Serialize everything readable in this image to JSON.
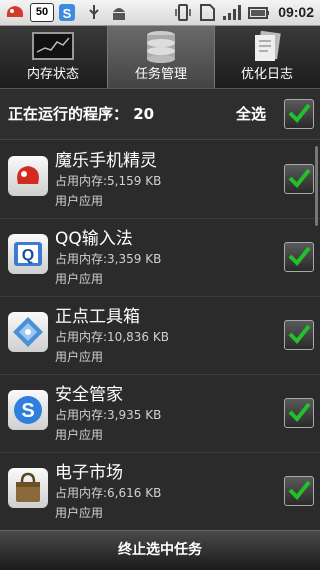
{
  "statusbar": {
    "badge_count": "50",
    "time": "09:02",
    "icons": [
      "notification-app-icon",
      "badge-icon",
      "shield-s-icon",
      "usb-icon",
      "android-icon",
      "vibrate-icon",
      "sd-card-icon",
      "signal-icon",
      "battery-icon"
    ]
  },
  "tabs": [
    {
      "label": "内存状态",
      "icon": "chart-icon"
    },
    {
      "label": "任务管理",
      "icon": "database-icon"
    },
    {
      "label": "优化日志",
      "icon": "documents-icon"
    }
  ],
  "header": {
    "running_label": "正在运行的程序：",
    "running_count": "20",
    "select_all_label": "全选"
  },
  "apps": [
    {
      "name": "魔乐手机精灵",
      "memory": "占用内存:5,159 KB",
      "type": "用户应用",
      "icon": "red-bird-icon",
      "checked": true
    },
    {
      "name": "QQ输入法",
      "memory": "占用内存:3,359 KB",
      "type": "用户应用",
      "icon": "keyboard-q-icon",
      "checked": true
    },
    {
      "name": "正点工具箱",
      "memory": "占用内存:10,836 KB",
      "type": "用户应用",
      "icon": "toolbox-icon",
      "checked": true
    },
    {
      "name": "安全管家",
      "memory": "占用内存:3,935 KB",
      "type": "用户应用",
      "icon": "shield-s-icon",
      "checked": true
    },
    {
      "name": "电子市场",
      "memory": "占用内存:6,616 KB",
      "type": "用户应用",
      "icon": "shopping-bag-icon",
      "checked": true
    }
  ],
  "bottom_button": "终止选中任务",
  "colors": {
    "check": "#22c02a",
    "background": "#2b2b2b"
  }
}
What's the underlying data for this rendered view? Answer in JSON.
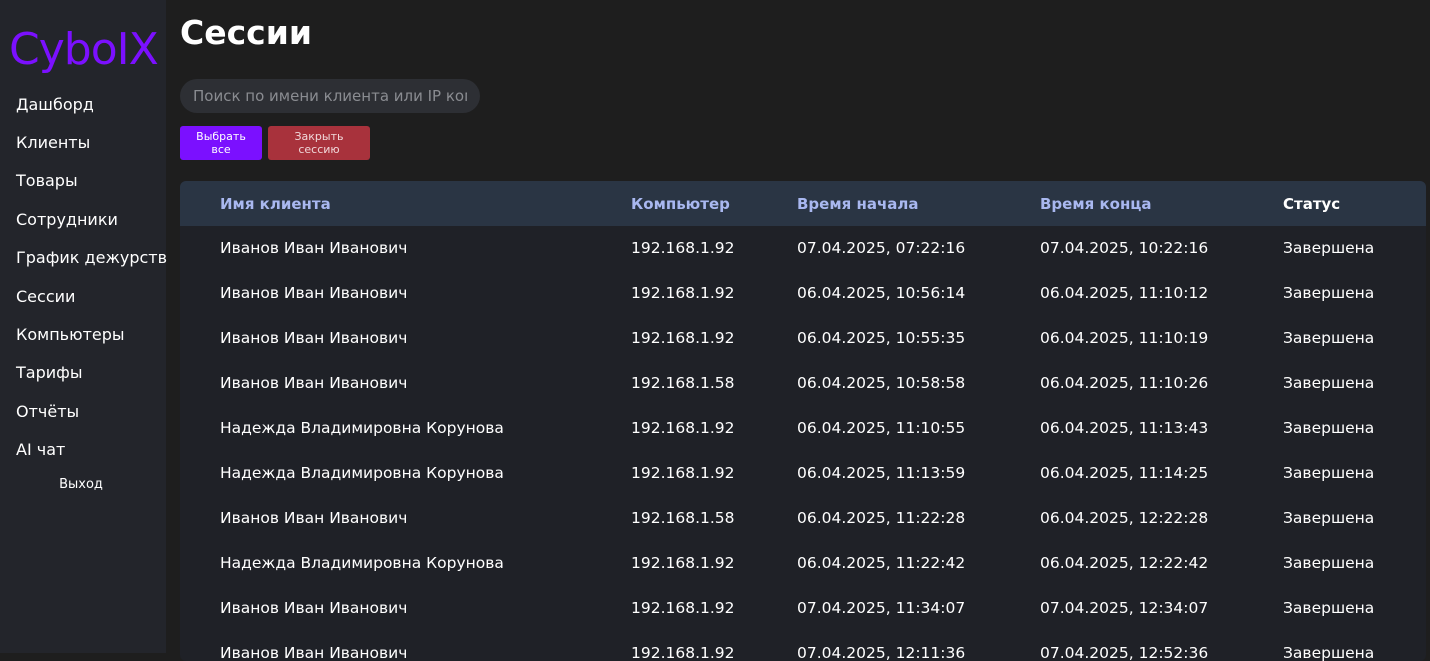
{
  "app": {
    "logo": "CyboIX"
  },
  "sidebar": {
    "items": [
      {
        "label": "Дашборд"
      },
      {
        "label": "Клиенты"
      },
      {
        "label": "Товары"
      },
      {
        "label": "Сотрудники"
      },
      {
        "label": "График дежурств"
      },
      {
        "label": "Сессии"
      },
      {
        "label": "Компьютеры"
      },
      {
        "label": "Тарифы"
      },
      {
        "label": "Отчёты"
      },
      {
        "label": "AI чат"
      }
    ],
    "logout_label": "Выход"
  },
  "main": {
    "title": "Сессии",
    "search_placeholder": "Поиск по имени клиента или IP компьютера",
    "select_all_label": "Выбрать все",
    "close_session_label": "Закрыть сессию"
  },
  "table": {
    "columns": [
      "Имя клиента",
      "Компьютер",
      "Время начала",
      "Время конца",
      "Статус"
    ],
    "rows": [
      [
        "Иванов Иван Иванович",
        "192.168.1.92",
        "07.04.2025, 07:22:16",
        "07.04.2025, 10:22:16",
        "Завершена"
      ],
      [
        "Иванов Иван Иванович",
        "192.168.1.92",
        "06.04.2025, 10:56:14",
        "06.04.2025, 11:10:12",
        "Завершена"
      ],
      [
        "Иванов Иван Иванович",
        "192.168.1.92",
        "06.04.2025, 10:55:35",
        "06.04.2025, 11:10:19",
        "Завершена"
      ],
      [
        "Иванов Иван Иванович",
        "192.168.1.58",
        "06.04.2025, 10:58:58",
        "06.04.2025, 11:10:26",
        "Завершена"
      ],
      [
        "Надежда Владимировна Корунова",
        "192.168.1.92",
        "06.04.2025, 11:10:55",
        "06.04.2025, 11:13:43",
        "Завершена"
      ],
      [
        "Надежда Владимировна Корунова",
        "192.168.1.92",
        "06.04.2025, 11:13:59",
        "06.04.2025, 11:14:25",
        "Завершена"
      ],
      [
        "Иванов Иван Иванович",
        "192.168.1.58",
        "06.04.2025, 11:22:28",
        "06.04.2025, 12:22:28",
        "Завершена"
      ],
      [
        "Надежда Владимировна Корунова",
        "192.168.1.92",
        "06.04.2025, 11:22:42",
        "06.04.2025, 12:22:42",
        "Завершена"
      ],
      [
        "Иванов Иван Иванович",
        "192.168.1.92",
        "07.04.2025, 11:34:07",
        "07.04.2025, 12:34:07",
        "Завершена"
      ],
      [
        "Иванов Иван Иванович",
        "192.168.1.92",
        "07.04.2025, 12:11:36",
        "07.04.2025, 12:52:36",
        "Завершена"
      ]
    ]
  }
}
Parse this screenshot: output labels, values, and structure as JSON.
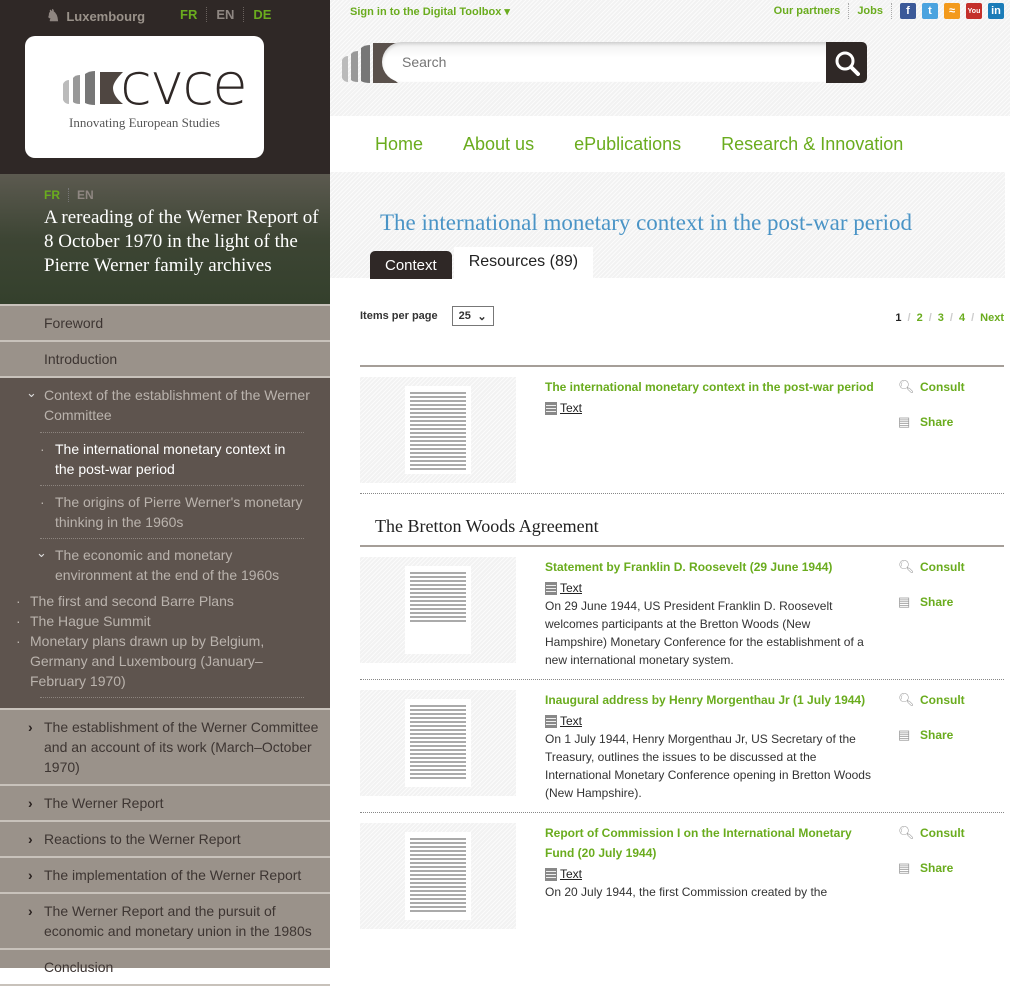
{
  "top_left": {
    "country": "Luxembourg",
    "languages": [
      {
        "code": "FR",
        "active": true
      },
      {
        "code": "EN",
        "active": false
      },
      {
        "code": "DE",
        "active": true
      }
    ]
  },
  "logo": {
    "word": "cvce",
    "tagline": "Innovating European Studies"
  },
  "hero": {
    "languages": [
      "FR",
      "EN"
    ],
    "title": "A rereading of the Werner Report of 8 October 1970 in the light of the Pierre Werner family archives"
  },
  "sidebar": {
    "foreword": "Foreword",
    "introduction": "Introduction",
    "context": {
      "label": "Context of the establishment of the Werner Committee",
      "children": [
        {
          "label": "The international monetary context in the post-war period",
          "active": true
        },
        {
          "label": "The origins of Pierre Werner's monetary thinking in the 1960s"
        },
        {
          "label": "The economic and monetary environment at the end of the 1960s",
          "children": [
            "The first and second Barre Plans",
            "The Hague Summit",
            "Monetary plans drawn up by Belgium, Germany and Luxembourg (January–February 1970)"
          ]
        }
      ]
    },
    "items": [
      "The establishment of the Werner Committee and an account of its work (March–October 1970)",
      "The Werner Report",
      "Reactions to the Werner Report",
      "The implementation of the Werner Report",
      "The Werner Report and the pursuit of economic and monetary union in the 1980s"
    ],
    "conclusion": "Conclusion"
  },
  "header": {
    "signin": "Sign in to the Digital Toolbox ▾",
    "partners": "Our partners",
    "jobs": "Jobs",
    "social": [
      "facebook",
      "twitter",
      "rss",
      "youtube",
      "linkedin"
    ],
    "search_placeholder": "Search"
  },
  "nav": [
    "Home",
    "About us",
    "ePublications",
    "Research & Innovation"
  ],
  "page": {
    "title": "The international monetary context in the post-war period",
    "tabs": {
      "context": "Context",
      "resources": "Resources (89)"
    }
  },
  "listing": {
    "items_per_page_label": "Items per page",
    "items_per_page_value": "25",
    "pages": [
      "1",
      "2",
      "3",
      "4"
    ],
    "current_page": "1",
    "next": "Next",
    "consult": "Consult",
    "share": "Share",
    "type_text": "Text",
    "section": "The Bretton Woods Agreement",
    "first": {
      "title": "The international monetary context in the post-war period"
    },
    "items": [
      {
        "title": "Statement by Franklin D. Roosevelt (29 June 1944)",
        "description": "On 29 June 1944, US President Franklin D. Roosevelt welcomes participants at the Bretton Woods (New Hampshire) Monetary Conference for the establishment of a new international monetary system."
      },
      {
        "title": "Inaugural address by Henry Morgenthau Jr (1 July 1944)",
        "description": "On 1 July 1944, Henry Morgenthau Jr, US Secretary of the Treasury, outlines the issues to be discussed at the International Monetary Conference opening in Bretton Woods (New Hampshire)."
      },
      {
        "title": "Report of Commission I on the International Monetary Fund (20 July 1944)",
        "description": "On 20 July 1944, the first Commission created by the"
      }
    ]
  }
}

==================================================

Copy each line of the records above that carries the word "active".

        "active": true
        "active": false
        "active": true
          "active": true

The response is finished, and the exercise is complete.